The opinion of the court was delivered by: Honorable B. Lynn Winmill Chief U. S. District Judge
MEMORANDUM DECISION AND ORDER
Before the Court is Plaintiff Kerry Winn's Motion to Alter or Amend Judgment (Dkt. 39). For the reasons expressed below, the Court will deny Winn's motion.
After entering judgment in favor of Defendant Amerititle, Inc., the Court awarded Amerititle attorney fees pursuant to Idaho Code § 12-120(3) in the amount of $51,352.50. Winn contends that the Court erred by ruling that (1) Winn consistently took the position throughout the lawsuit that an escrow agreement existed between himself and Amerititle; and (2) apportionment of fees was not necessary because a commercial transaction constituted the gravamen of all three claims asserted by Winn. Winn maintains that this case did not involve the exchange of goods, services, or property between the parties in an alleged commercial transaction but instead involved a claim that Amerititle breached an assumed a duty to Winn to distribute the escrow funds to Tamarack North, Inc. and Yoriko Fuhriman jointly.
A motion to reconsider an interlocutory ruling requires an analysis of two important principles: (1) error must be corrected; and (2) judicial efficiency demands forward progress. If it is clear the Court has committed an error, "[t]he only sensible thing for a trial court to do is to set itself right as soon as possible when convinced that the law of the case is erroneous. There is no need to await reversal." In re Airport Car Rental Antitrust Litigation, 521 F.Supp. 568, 572 (N.D.Cal. 1981)(Schwartzer, J.).
The need to be right, however, must be balanced with the need for forward progress. A court's opinions "are not intended as mere first drafts, subject to revision and reconsideration at a litigant's pleasure." Quaker Alloy Casting Co. v. Gulfco Indus., Inc., 123 F.R.D. 282, 288 (N.D.Ill.1988). Courts have distilled various grounds for reconsideration of prior rulings into three major grounds for justifying reconsideration:
(1) an intervening change in controlling law; (2) the availability of new evidence or an expanded factual record; and (3) need to correct a clear error or to prevent manifest injustice. McDowell v. Calederon, 197 F.3d 1253, 1255 (9th Cir.1999) (citation omitted). If the motion to reconsider does not fall within one of these three categories, it must be denied.
2. The Court Correctly Awarded Attorney Fees to Amerititle Pursuant to Idaho Code § 12-120(3).

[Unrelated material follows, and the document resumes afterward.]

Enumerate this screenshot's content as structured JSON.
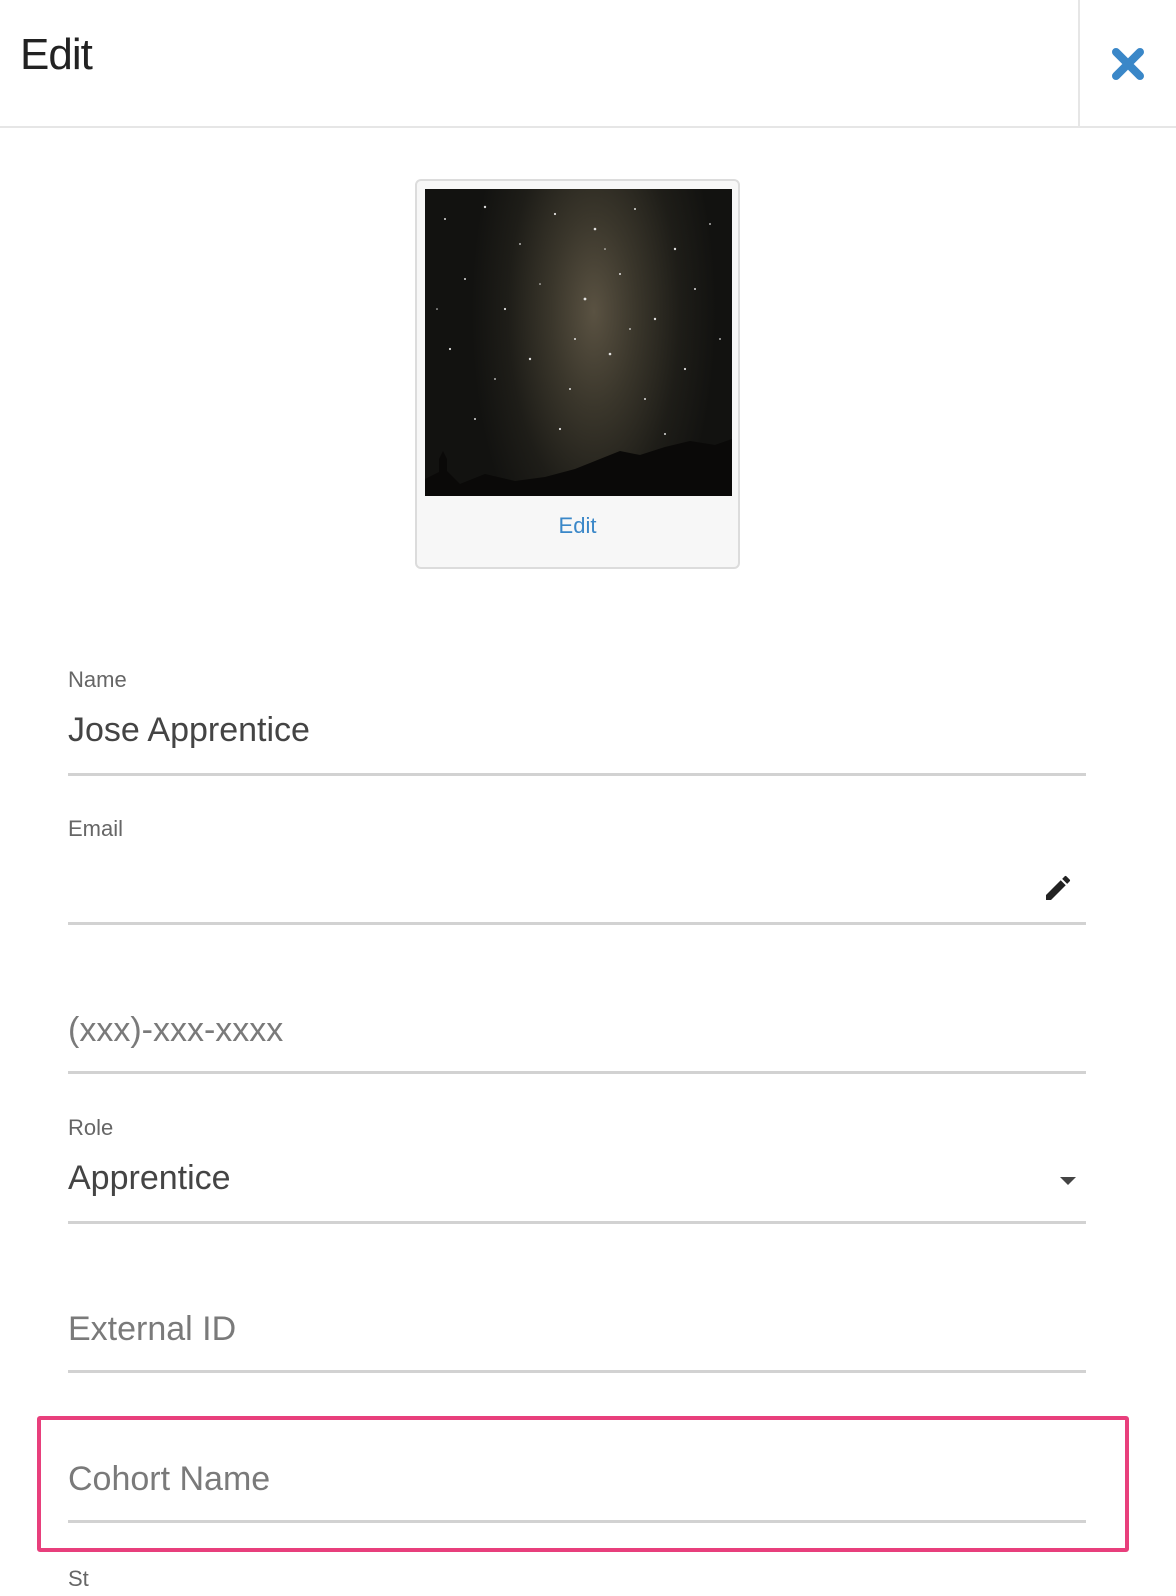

With respect to Winn's first point of error, the Court correctly found that Winn alleged throughout this litigation that an escrow agreement existed between himself and Amerititle. In his Complaint, Winn alleged that "[b]y paying and delivering the Escrow Deposit solely to TNI without the consent of Plaintiff or his predecessors-in-interest to the PSA, Defendant breached the terms and conditions governing its disposition of the Escrow Deposit, for which breach Defendant is liable under Idaho law." Compl. ¶ 1. By referring to "terms and conditions," Winn implies that he believed an agreement relating to the distribution of escrow funds existed between himself and Amerititle. Indeed, as Winn points out, he argued that Amerititle "breached its contractual duties" it owed to Winn. Pl.'s Opp. at 3-4, Dkt. 20.
In addition, at other points in this litigation, Winn referenced his "agreement" with Amerititle. For example, Winn argued:
* Winn's claim against AmeriTitle sounds in both contract and tort. Pl.'s Summ. J. Br. at 3, Dkt. 11-2.
* Amerititle treated Winn, and Winn at all times acted, as a party to the Escrow, with AmeriTitle. ...